In his first NFL trip to Dallas, which was for a Thanksgiving matchup with the Cowboys in 2020, Antonio Gibson turned 20 carries into 115 yards and three touchdowns. On Thursday, Gibson called that performance "one of the special moments" that he's had as a pro before adding that he's "wishing to capitalize on more games like that in the future."
The Commanders would be cool if Gibson went off in a similar fashion this Sunday, when he makes his third appearance for the franchise at AT&T Stadium.
For an offense that's been far too susceptible to opposing pass rushes in 2022, handoffs to Gibson might represent the best way to offset the likes of Micah Parsons and Demarcus Lawrence. Those two and the rest of the Cowboys' front can't rack up sacks if there are no sacks to rack up, after all.
And despite less-than-stellar stats — Gibson is currently averaging just 3.1-yards-per-carry and he hasn't exceeded 60 yards in a contest yet — his head coach is pleased with how he's contributing.
"I think he's been aggressive," Ron Rivera, who was critical of Gibson's rushing style in the preseason, said Wednesday. "He's been downhill a couple times. A couple times when he hasn't had the crease on the front side, he's cut back to the backside."
In the club's recent loss to the Eagles, a minus-10 yard tote marred what would've been an overall solid afternoon for Gibson, especially considering that his squad was down 24-0 at halftime. On multiple occasions, Gibson displayed admirable vision to pick up five or six yards when his initial path was clogged up.
Like Rivera, coordinator Scott Turner believes Gibson is "doing pretty well." Based on comments that Turner made Thursday, Gibson may have more opportunities to get into a groove and eliminate the "pretty" from that assessment.
"We can run the ball more frequently," Turner told reporters.
Now, even if Gibson is more involved — he's logged 14, 14 and 12 attempts this year — Carson Wentz will obviously have to drop back and pass plenty in Week 4. In other words, it's not like increasing Gibson's workload will magically fix the issues that the offensive line is dealing with and cure Wentz's flaw of not making quicker reads.
Also, Gibson himself could stand to do more when Turner opts to feature him. His longest scamper in his three appearances is a mere 13 yards, and though Turner noted that Gibson's been deployed in short-yardage and goal-line situations where space is limited, the coordinator expressed a desire for No. 24 to better help the unit stay ahead of the chains when he's charged with first-down duties.

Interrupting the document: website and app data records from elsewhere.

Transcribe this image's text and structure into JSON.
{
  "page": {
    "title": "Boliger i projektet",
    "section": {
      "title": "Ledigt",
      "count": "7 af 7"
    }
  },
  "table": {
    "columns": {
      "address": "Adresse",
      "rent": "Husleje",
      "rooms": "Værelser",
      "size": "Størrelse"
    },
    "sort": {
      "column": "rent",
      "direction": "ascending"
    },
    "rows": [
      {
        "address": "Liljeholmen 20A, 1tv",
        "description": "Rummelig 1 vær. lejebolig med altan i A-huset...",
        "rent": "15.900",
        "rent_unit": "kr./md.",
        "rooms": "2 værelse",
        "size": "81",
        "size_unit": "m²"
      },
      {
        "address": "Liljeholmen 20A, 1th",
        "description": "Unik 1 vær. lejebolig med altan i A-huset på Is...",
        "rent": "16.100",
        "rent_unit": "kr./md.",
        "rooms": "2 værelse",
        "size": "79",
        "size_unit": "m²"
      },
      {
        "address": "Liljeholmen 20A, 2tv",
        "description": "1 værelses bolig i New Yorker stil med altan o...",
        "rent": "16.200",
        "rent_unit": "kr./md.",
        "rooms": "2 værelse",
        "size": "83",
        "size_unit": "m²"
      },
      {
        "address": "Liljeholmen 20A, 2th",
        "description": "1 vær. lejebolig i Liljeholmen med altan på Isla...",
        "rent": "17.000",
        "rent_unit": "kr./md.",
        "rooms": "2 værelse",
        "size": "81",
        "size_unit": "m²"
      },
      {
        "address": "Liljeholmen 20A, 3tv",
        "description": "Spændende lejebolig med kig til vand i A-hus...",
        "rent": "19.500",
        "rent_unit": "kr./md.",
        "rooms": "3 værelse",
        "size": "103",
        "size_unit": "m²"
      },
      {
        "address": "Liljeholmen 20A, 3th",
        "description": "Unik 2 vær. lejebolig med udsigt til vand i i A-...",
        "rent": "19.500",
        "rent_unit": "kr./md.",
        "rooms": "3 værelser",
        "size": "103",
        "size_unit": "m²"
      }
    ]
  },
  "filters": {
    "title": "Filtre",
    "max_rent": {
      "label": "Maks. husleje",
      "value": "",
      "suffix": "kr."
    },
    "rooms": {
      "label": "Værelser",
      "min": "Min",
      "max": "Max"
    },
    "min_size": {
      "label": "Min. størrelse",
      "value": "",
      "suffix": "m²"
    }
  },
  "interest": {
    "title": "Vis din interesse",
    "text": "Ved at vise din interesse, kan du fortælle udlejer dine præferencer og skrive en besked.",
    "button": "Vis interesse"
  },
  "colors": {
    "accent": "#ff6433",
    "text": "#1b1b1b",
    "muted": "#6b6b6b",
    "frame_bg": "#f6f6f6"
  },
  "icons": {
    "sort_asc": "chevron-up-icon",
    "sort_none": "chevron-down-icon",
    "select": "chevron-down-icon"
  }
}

Having established those points, a Gibson-led attack on Sunday is an appealing proposition, since it'll keep the pressure off of Wentz and his battered blockers and hopefully allow Wentz and his top targets to flourish from there.
"If we're going to be a play-action team, we've gotta be a more effective running team because again, that slows things down," Rivera said. "When you can do that, that discourages some of these guys pinning their ears back and just going... If you don't, you're not having success. You do become one-dimensional, and we've seen it. We've seen it for two weeks in a row that we've become one-dimensional because we haven't been successful."
Gibson isn't the most natural runner on the roster. That title belongs to Brian Robinson Jr., who seems to be on track to come off the Non-Football Injury list soon and immediately factor into the backfield's pecking order.
Still, Gibson is gifted, powerful (as Rivera said, he forces second-level defenders to make "business decisions" when he's initiating collisions with them) and, when he's not fumbling, capable of being a real four-quarter asset.
So much of the angst entering this showdown is focused on Washington's ability to shield Wentz from another round of sacks. That shield, however, doesn't necessarily have to come in the form of stout tackles and united interior linemen. This weekend, Gibson has the potential to be that answer, or at least a large part of it.